Beachcombing to save the environment

There’s no time for coffee today. The old beach pavilion of West aan Zee creaks in the strong northern wind. The beach is deserted except for the lonely figure at the horizon. Armed with a blue trash bag he’s ready to search for the treasures the wind blows ashore. The beach is the cleanest it’s been since the disaster with cargo ship the MSC Zoe.

“Just because you don’t see something, doesn’t mean that it’s not there,” tells Guus Schweigmann us with the recognizable Rotterdam accent. He learned that lesson fourty years ago through a simple example. Take two glasses of water. You can drink from both. Throw all sorts of white junk in one of the glasses. Gin, pepper, salt, vinegar. Stir it, shake it and let it dissolve. What you’re left with is two identical glasses of water. “It’s clear. You don’t see it, but one makes you ill and the other doesn’t.”
Microscopic parts
Years ago Schweigmann went on his first environment journey from Harlingen in the Netherlands to the Caribbean. Next to one of the yachts of the organization floated a little raft with a small trap attached to it. Every couple hours it was emptied and carefully studied. It surprised Schweigmann that he’d find oil every single time. Fourty years later, Schweigmann organizes beachcombing actions with his non-profit organization De Milieujutter to lend nature a helping hand.
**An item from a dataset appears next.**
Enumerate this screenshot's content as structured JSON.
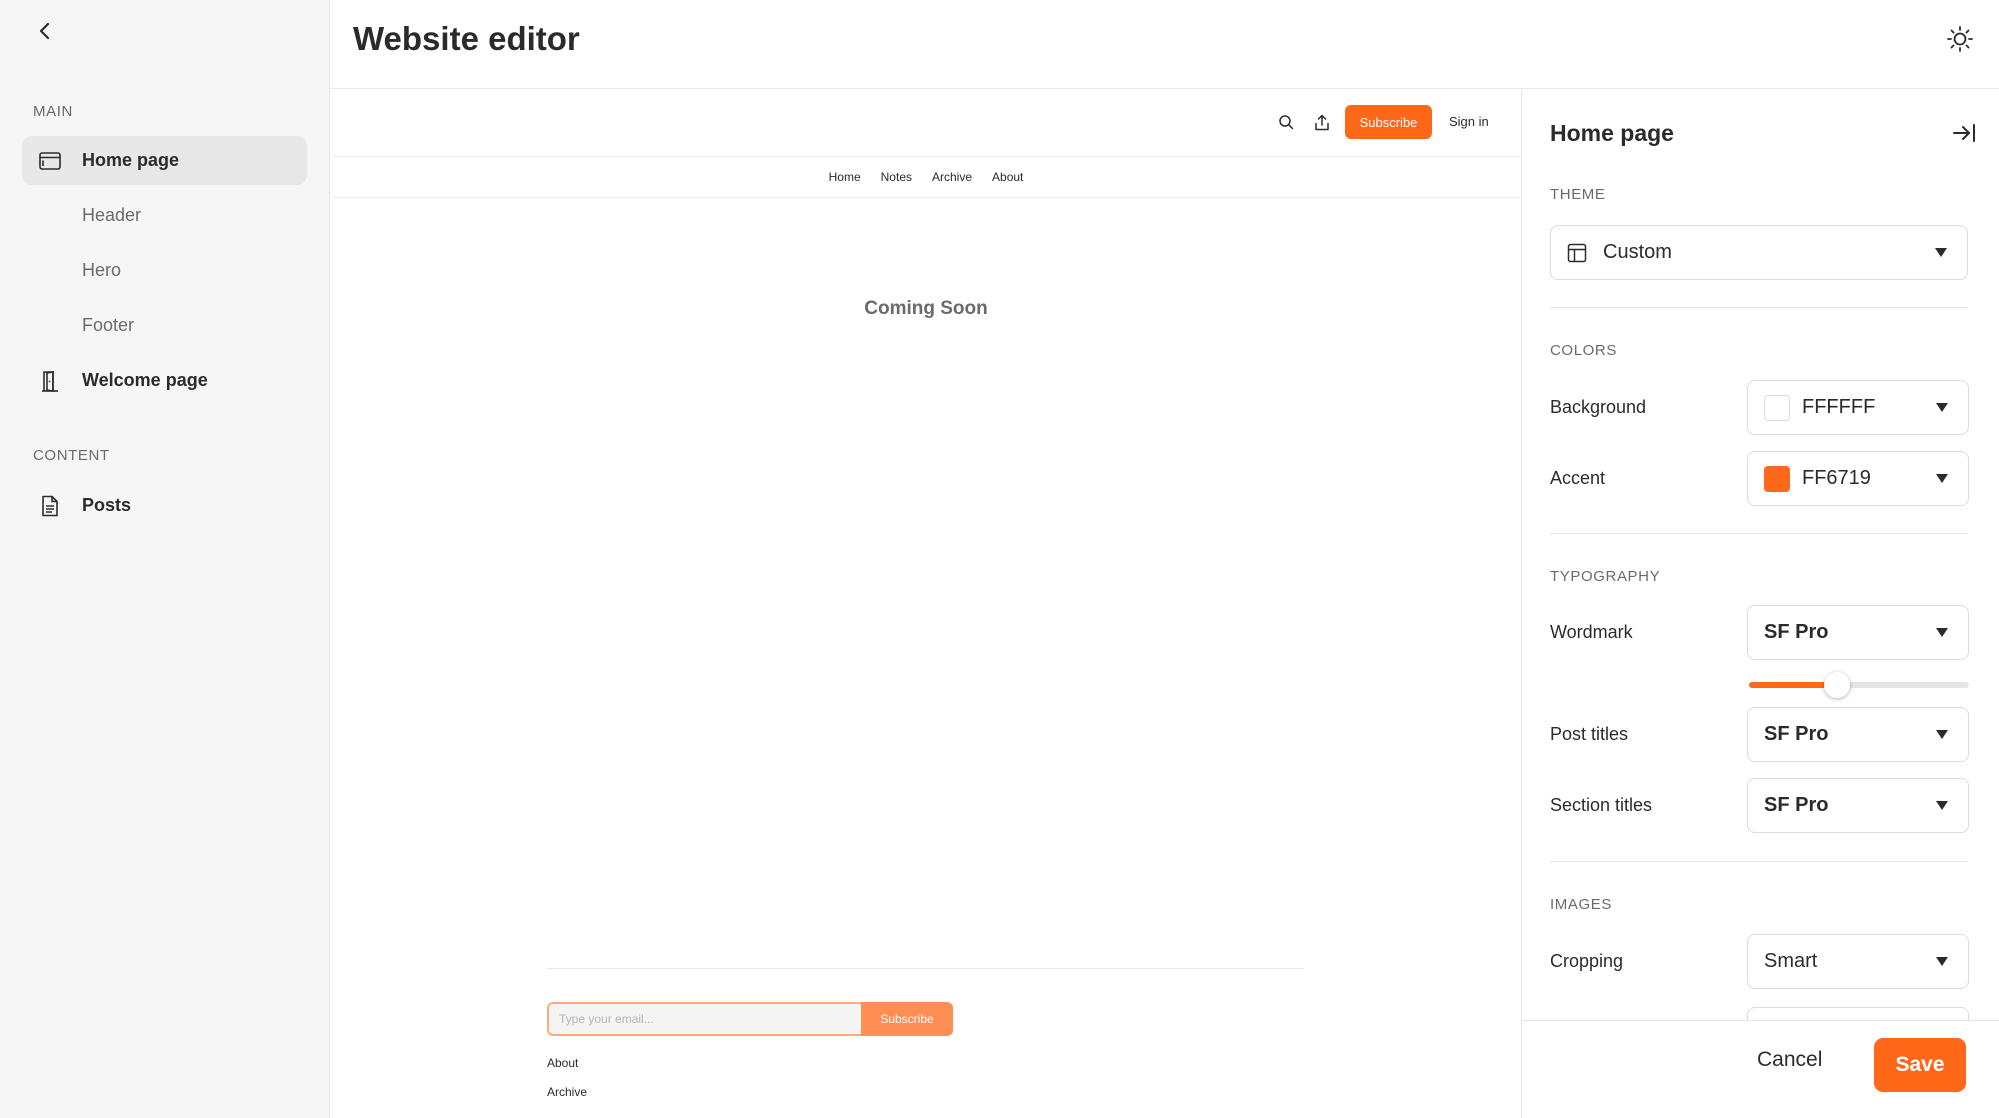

The organization is one of the few of its kind.


Leon Moorman wants to sell ‘Drents’ to international audience

And he’s not ashamed of those ambitions

This article originally appeared on 3VOOR12/Drenthe.

For the 29-year-old Leon Moorman, 2019 was a perfect year. He won the local Drents songfestival and the audience award at the festival of minority languages in Italy. ‘Knooin’ reached (inter)national audiences and put the Drents term back in people’s vocabulary. Despite his achievements, he’s still hungry for more. In Stadscafé Het Refter in Zwolle we meet up with him, where he talks with an enthusiastic spark about his ambitious dreams.

It started just over a year ago when Moorman put ‘Naor Huus’ on Spotify. Together with Robin Muilwijk he decided to enter the song in the 2018 edition of the Dreènts Liedtiesfestival. The song was selected for the final, but due to obligations with Moorman’s former band Scrum, he couldn’t be at the finals. Singing in his local dialect sounded interesting though, which is why he decided to record the single.